Klown: Film Review

Story of a man's ill-concieved attempt to prove his merit as a father benefits from Frank Hvam's dry comic performance

Raunchy Danish import is set for a Warner Bros. remake starring Danny McBride.

A cringe-comedy from Denmark that tacitly argues that anyone with viable semen should be allowed to raise children, Mikkel Nørgaard's Klown won't be the year's family-values favorite but may well bring some unfamiliar faces into arthouses. It's tailor-made for a Danny McBride redo that will likely make the hero less hapless and more hateful; comedy connoisseurs will want to check out the original before Warner Bros. and producer Todd Phillips take a crack at it.

Frank Hvam plays Frank, a thick-witted fellow eager to join buddy Casper (Casper Christensen) on a "canoe trip" that's really just pretext for a weekend of high-end whoring. Two pre-trip events, though, kill the buzz: He learns that his girlfriend is pregnant, and (thanks to events best left undescribed) he gives said girlfriend good reason to doubt his ability to care for a child. So he kidnaps a kid they're babysitting, 12 year-old Bo, in hopes that showing the boy a good time in the great outdoors will restore his girlfriend's faith in him.

The premise, and the hijinks that follow, are about as outrageous as anything in today's crop of raunchy comedies. But Nørgaard offers them with a much drier wit than Hollywood typically delivers, a tone well suited to his two leads (who created and starred in the TV series that led to this film). The pair enjoy an easy chemistry, with Hvam playing the dorky straight man to Christensen's slick hedonist -- the more the former tries to give pudgy Bo a wholesome nature trip, the harder the latter works to make his delusional "Tour de Pussy" dreams come true.

The film's explicitness has been overplayed a bit in early buzz, but viewers will witness one sex act rarely seen in mainstream cinemas and, whether they want to or not, will briefly see what it's like for a pre-teen boy to jump on the full-frontal-comedy bandwagon.

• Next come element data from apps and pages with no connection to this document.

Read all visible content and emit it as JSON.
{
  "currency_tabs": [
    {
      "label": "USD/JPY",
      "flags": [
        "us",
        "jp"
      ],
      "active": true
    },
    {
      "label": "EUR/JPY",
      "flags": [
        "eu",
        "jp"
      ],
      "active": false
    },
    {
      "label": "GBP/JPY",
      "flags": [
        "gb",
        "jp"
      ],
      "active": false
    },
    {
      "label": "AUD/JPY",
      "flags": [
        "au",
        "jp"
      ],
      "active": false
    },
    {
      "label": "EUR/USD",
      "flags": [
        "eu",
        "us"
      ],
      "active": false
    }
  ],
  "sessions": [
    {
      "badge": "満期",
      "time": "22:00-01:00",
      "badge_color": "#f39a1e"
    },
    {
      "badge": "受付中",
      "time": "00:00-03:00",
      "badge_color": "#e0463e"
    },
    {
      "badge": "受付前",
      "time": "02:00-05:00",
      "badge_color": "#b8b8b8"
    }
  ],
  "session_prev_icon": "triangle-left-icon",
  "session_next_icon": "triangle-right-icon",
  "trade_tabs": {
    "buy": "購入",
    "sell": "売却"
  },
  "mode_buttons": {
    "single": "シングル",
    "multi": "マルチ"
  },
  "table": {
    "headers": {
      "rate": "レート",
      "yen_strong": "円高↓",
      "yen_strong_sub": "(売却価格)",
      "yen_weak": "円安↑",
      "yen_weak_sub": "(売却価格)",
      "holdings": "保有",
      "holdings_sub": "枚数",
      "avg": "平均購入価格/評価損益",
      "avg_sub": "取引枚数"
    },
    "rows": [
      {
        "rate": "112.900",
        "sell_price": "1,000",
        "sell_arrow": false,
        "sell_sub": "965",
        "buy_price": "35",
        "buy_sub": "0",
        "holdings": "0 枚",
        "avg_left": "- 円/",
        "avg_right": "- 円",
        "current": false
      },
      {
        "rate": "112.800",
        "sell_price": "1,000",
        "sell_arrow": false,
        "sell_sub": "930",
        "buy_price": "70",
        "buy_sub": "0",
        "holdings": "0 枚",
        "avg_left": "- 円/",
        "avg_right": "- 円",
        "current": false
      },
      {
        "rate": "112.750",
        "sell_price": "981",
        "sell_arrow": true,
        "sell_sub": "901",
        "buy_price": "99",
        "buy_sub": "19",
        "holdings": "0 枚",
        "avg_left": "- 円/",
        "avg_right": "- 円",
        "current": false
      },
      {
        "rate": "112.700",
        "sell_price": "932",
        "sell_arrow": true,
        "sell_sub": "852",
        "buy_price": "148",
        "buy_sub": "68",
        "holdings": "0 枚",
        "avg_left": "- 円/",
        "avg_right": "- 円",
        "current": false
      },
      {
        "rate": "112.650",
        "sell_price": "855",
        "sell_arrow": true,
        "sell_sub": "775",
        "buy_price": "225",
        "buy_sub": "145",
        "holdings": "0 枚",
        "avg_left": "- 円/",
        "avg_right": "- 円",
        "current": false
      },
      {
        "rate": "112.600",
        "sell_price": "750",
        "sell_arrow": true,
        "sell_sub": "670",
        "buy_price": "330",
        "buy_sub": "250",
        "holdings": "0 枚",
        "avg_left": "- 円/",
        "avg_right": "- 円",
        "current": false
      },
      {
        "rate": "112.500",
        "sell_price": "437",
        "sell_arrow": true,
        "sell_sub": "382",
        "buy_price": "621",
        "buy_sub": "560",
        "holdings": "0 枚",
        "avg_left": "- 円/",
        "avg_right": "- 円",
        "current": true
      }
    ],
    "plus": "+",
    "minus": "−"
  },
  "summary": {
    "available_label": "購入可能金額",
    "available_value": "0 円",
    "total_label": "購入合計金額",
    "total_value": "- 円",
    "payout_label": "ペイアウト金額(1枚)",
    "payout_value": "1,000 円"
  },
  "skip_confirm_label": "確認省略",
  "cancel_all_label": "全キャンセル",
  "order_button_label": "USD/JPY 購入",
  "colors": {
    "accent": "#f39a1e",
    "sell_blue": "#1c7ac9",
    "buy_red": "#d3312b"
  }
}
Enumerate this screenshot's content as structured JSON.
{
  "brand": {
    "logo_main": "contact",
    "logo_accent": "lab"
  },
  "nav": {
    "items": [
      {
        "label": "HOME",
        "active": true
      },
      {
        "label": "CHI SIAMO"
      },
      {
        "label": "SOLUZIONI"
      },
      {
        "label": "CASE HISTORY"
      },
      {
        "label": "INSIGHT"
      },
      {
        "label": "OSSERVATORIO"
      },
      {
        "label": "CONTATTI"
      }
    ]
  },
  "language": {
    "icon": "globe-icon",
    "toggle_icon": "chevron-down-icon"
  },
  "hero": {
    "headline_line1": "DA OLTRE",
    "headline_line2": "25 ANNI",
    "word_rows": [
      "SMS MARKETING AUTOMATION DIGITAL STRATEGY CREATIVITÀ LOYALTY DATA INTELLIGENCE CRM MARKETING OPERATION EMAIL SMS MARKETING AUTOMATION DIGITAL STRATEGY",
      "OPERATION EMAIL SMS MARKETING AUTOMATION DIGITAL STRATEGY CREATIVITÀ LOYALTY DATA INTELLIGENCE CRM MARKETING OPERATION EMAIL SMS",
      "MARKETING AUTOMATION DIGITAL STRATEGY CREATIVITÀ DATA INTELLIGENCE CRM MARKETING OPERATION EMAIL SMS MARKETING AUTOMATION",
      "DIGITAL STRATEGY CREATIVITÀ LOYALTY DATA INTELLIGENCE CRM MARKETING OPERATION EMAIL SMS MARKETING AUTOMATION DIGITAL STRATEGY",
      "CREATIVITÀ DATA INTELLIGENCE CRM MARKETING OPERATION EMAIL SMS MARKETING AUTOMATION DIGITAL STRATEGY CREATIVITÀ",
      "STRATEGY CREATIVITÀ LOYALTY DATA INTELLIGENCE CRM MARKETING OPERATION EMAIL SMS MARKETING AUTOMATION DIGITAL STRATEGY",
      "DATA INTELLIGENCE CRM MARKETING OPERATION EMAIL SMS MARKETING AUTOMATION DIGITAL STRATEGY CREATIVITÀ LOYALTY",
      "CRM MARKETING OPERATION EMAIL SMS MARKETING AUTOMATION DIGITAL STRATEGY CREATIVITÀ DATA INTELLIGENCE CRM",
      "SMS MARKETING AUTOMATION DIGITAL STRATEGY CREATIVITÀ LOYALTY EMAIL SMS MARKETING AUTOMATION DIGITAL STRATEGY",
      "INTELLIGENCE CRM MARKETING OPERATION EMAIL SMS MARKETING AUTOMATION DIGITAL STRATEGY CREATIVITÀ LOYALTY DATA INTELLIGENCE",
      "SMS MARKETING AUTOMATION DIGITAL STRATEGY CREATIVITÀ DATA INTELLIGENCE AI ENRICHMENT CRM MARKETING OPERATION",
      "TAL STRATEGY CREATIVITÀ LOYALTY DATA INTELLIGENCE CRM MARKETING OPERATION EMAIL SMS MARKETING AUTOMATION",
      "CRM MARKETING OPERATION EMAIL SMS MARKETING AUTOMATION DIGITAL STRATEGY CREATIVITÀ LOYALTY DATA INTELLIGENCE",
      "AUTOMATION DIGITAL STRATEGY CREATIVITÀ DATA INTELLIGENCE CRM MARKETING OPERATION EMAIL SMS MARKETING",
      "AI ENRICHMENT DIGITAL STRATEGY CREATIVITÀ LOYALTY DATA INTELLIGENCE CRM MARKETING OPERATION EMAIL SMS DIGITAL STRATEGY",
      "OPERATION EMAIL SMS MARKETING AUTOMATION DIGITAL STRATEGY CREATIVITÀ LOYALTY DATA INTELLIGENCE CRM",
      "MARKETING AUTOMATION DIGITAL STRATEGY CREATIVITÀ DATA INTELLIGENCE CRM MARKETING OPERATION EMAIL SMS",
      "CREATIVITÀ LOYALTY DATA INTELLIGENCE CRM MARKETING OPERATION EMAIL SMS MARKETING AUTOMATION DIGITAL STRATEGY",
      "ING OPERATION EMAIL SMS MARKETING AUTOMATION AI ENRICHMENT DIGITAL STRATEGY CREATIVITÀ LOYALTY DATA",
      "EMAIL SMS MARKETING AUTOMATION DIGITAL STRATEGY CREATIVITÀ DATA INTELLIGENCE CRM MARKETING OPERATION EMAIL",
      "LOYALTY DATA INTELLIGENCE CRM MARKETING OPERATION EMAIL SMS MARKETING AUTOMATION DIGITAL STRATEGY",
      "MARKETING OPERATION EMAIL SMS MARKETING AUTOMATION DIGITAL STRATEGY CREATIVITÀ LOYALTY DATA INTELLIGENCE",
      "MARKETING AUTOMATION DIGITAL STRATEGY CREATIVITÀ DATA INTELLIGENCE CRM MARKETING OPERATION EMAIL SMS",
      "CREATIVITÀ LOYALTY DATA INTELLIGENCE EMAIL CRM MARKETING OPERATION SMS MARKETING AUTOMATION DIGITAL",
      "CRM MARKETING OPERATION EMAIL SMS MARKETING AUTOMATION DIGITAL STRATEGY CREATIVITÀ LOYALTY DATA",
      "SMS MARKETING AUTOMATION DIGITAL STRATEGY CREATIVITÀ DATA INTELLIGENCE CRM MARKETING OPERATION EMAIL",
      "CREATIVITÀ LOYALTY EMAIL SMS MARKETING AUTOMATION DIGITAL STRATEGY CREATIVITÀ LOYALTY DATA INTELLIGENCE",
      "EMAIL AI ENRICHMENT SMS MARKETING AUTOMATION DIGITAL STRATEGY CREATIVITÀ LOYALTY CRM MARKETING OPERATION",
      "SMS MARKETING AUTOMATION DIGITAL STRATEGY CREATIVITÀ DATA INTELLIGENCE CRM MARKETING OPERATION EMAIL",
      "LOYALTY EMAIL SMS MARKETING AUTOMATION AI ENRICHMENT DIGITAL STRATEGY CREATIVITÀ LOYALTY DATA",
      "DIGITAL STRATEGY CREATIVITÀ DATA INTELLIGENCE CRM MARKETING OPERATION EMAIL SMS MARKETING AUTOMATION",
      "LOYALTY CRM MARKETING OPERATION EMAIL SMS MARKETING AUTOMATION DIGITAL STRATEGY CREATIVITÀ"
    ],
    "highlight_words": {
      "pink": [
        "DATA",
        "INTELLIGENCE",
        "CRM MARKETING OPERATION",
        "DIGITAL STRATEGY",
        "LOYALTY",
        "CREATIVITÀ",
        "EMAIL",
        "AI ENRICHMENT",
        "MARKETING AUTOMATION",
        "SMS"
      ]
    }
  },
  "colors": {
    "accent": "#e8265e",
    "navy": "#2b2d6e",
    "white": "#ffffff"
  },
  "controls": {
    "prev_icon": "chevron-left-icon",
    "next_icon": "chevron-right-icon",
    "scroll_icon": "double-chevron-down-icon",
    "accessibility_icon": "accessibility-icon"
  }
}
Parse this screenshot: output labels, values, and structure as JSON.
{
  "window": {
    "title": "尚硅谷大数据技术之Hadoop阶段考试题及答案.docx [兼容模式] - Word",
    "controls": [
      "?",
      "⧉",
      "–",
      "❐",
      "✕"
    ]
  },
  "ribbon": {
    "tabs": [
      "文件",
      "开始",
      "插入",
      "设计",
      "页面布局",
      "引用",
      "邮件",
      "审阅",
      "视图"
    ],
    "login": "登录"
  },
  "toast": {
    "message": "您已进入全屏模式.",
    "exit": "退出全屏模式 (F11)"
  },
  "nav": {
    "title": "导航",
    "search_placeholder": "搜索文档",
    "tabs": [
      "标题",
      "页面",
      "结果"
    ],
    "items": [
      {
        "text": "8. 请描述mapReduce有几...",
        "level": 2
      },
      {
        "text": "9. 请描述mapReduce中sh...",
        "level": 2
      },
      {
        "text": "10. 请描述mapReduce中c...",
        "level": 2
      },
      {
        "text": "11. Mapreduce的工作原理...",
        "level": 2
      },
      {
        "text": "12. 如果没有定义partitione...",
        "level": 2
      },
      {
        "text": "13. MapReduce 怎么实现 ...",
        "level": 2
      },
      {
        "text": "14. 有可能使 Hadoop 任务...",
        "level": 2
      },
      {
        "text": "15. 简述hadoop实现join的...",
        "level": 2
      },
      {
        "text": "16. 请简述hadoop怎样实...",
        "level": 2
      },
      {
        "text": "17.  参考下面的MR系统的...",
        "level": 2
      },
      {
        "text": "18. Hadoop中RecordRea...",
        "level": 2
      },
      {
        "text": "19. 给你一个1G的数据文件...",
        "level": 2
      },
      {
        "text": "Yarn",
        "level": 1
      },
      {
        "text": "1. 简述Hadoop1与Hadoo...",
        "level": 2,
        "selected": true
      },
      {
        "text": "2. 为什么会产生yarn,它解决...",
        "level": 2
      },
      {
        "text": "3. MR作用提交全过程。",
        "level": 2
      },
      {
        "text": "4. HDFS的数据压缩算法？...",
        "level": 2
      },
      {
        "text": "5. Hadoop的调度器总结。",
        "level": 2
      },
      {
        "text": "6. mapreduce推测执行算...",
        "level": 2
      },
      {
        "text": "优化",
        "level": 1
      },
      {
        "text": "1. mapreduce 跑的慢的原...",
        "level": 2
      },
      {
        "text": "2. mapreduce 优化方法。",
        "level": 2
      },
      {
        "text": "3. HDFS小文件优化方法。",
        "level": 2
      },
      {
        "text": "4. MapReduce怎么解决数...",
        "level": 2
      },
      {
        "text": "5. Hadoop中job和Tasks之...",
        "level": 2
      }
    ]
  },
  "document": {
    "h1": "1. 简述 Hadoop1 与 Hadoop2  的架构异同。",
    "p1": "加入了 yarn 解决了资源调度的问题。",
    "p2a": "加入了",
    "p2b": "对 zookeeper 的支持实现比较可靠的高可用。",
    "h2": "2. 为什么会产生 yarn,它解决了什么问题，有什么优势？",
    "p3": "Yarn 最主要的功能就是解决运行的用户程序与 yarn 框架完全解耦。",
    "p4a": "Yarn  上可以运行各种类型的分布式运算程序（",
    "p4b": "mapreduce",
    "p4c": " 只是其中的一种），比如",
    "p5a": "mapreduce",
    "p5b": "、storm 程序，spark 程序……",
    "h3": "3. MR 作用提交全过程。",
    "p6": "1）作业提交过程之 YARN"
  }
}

Cue the laughs that fall somewhere between amusement and "here's hoping this scene ends quickly."

Production Company: Zentropa Productions
Cast: Frank Hvam, Casper Christensen, Marcuz Jess Peterson, Mia Lyhne, Iben Hjejle, Lars Hjortshøj, Ben Fabricius-Bjerre, Jørgen Leth, Mads Brugger
Director: Mikkel Nørgaard
Screenwriters: Frank Hvam, Casper Christensen
Producer: Louise Vesth
Director of photography: Jacob Banke Olesen
Production designer: Rasmus Thjellesen
Music: Kristen Eidnes Andersen
Editors: Morten Egholm, Martin Schade
R, 87 minutes.